→ Extracted entries

----------

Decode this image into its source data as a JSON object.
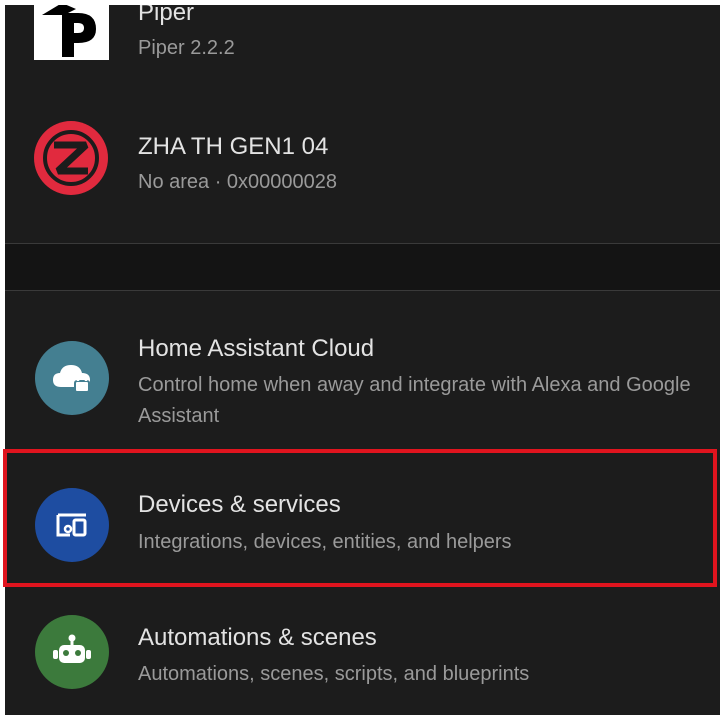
{
  "integrations": [
    {
      "title": "Piper",
      "subtitle": "Piper 2.2.2",
      "icon": "piper-logo-icon"
    },
    {
      "title": "ZHA TH GEN1 04",
      "subtitle": "No area · 0x00000028",
      "icon": "zigbee-logo-icon"
    }
  ],
  "settings": [
    {
      "title": "Home Assistant Cloud",
      "subtitle": "Control home when away and integrate with Alexa and Google Assistant",
      "icon": "cloud-lock-icon",
      "icon_color": "#447f91"
    },
    {
      "title": "Devices & services",
      "subtitle": "Integrations, devices, entities, and helpers",
      "icon": "devices-icon",
      "icon_color": "#1e4da1"
    },
    {
      "title": "Automations & scenes",
      "subtitle": "Automations, scenes, scripts, and blueprints",
      "icon": "robot-icon",
      "icon_color": "#3c7a3c"
    }
  ],
  "colors": {
    "background": "#1c1c1c",
    "highlight": "#e0141e",
    "zigbee": "#e12a3e"
  }
}
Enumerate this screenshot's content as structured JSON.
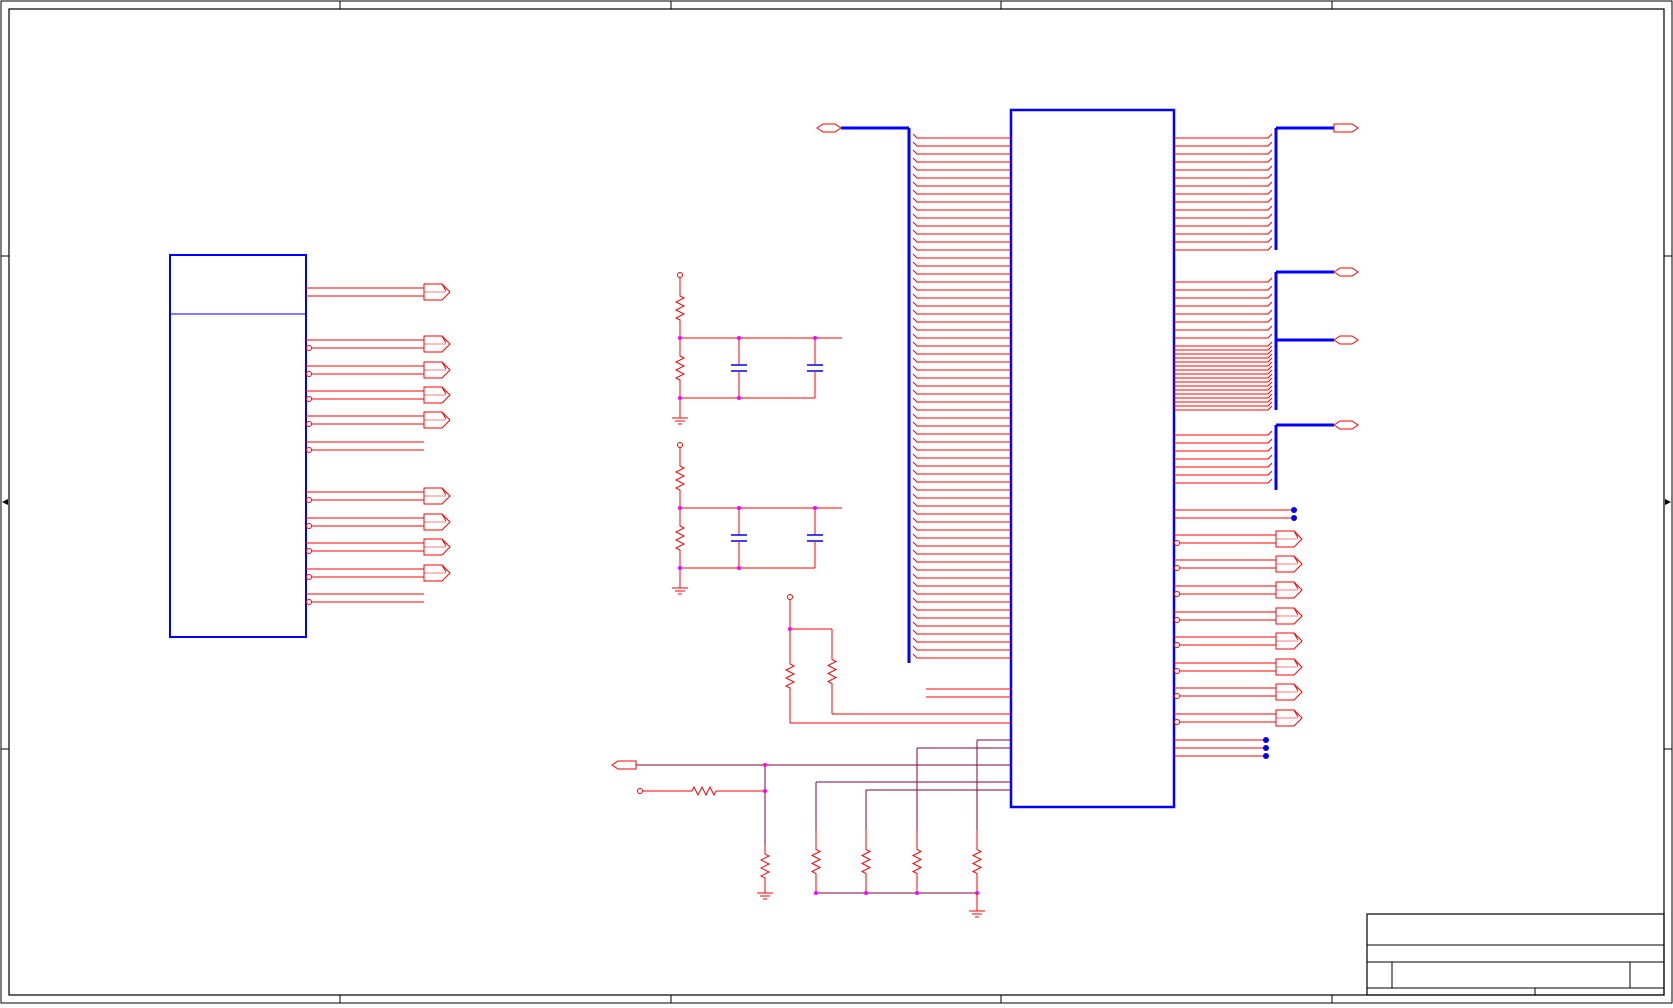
{
  "sheet": {
    "title_block": {
      "title": "",
      "document_number": "",
      "revision": "",
      "size": "",
      "sheet_info": ""
    }
  },
  "colors": {
    "wire": "#ff0000",
    "bus": "#0000ff",
    "component_outline": "#0000ff",
    "border": "#000000",
    "net_line": "#800040",
    "junction": "#ff00ff",
    "background": "#ffffff"
  },
  "icons": {
    "resistor": "zigzag-resistor-icon",
    "capacitor": "capacitor-icon",
    "ground": "ground-icon",
    "power_port": "power-port-icon",
    "net_port": "net-port-icon",
    "no_connect": "junction-dot-icon"
  }
}
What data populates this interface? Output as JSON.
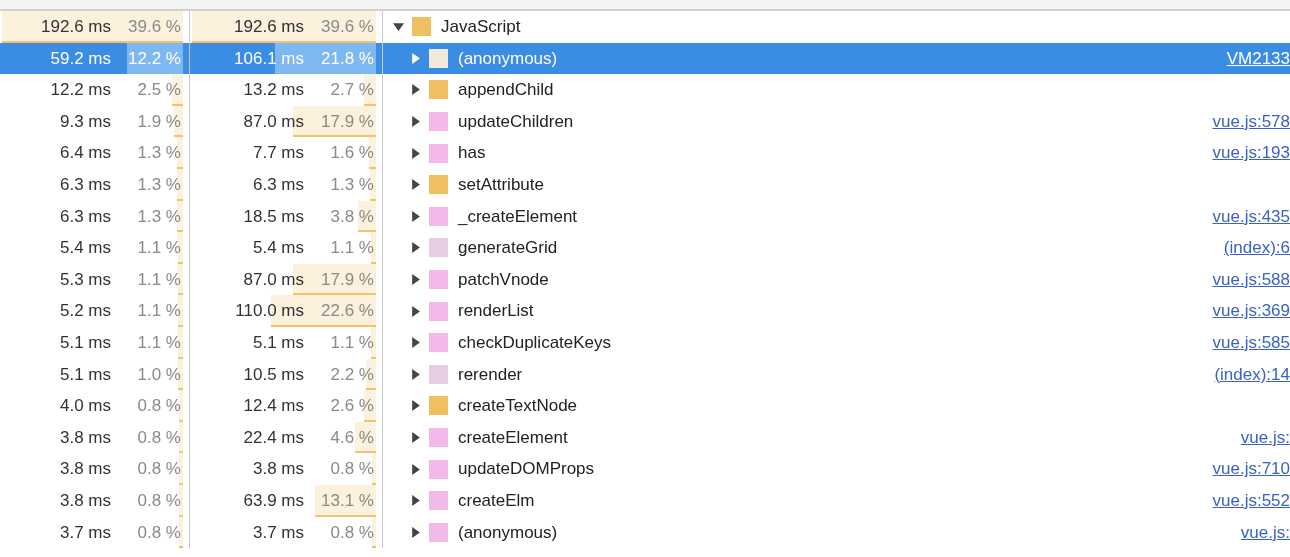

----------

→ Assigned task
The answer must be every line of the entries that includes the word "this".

→ Solution to the exercise
Decode this image into its source data as a JSON object.
Enumerate this screenshot's content as structured JSON.
What data populates this interface? Output as JSON.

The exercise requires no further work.